You might be thinking to yourself. Why worry about the big dangerous cats? Well, contrary to the reputation that mountain lions usually have, between the years 1986 and 2021, there have only been 12 mountain lion attacks on humans reported in Southern California. Los Angeles is said to be one of the only two major cities in the world where big wild cats roam freely. Besides, they’re living creatures too and play a part in the ecosystem.
Specialists have assessed that the mountain lion populace in the Santa Monica Mountains could become extinct within 50 years without an influx of genetic diversity. The lions are generally segregated because of the interstates that act as barriers to movement across the region.

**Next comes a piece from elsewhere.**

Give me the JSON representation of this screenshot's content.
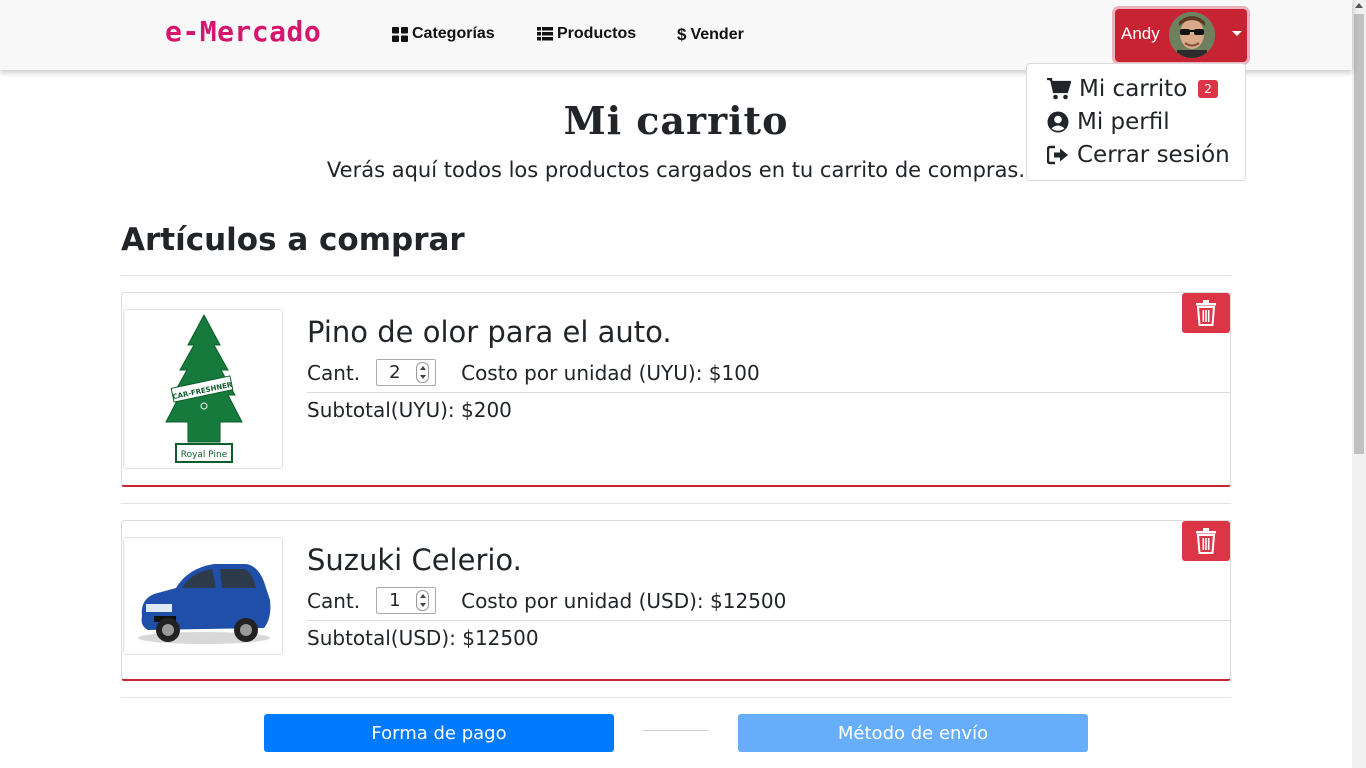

The intersection is named for the Annenberg Foundation, a significant monetary supporter to the cause. The effort is a public-private organization that includes Caltrans, the National Park Service, the Santa Monica Mountains Conservancy/Mountains Recreation and Conservation Authority, Resource Conservation District of the Santa Monica Mountains and the National Wildlife Federation.
The passageway is being created following 20 years of studies from the National Park Service that observed roads and urban development are dangerous for animals trying to navigate the Los Angeles area. Urban improvement has additionally created islands of habitats that can hereditary detach the region’s animals.
The design team is being driven by Living Habitats LLC.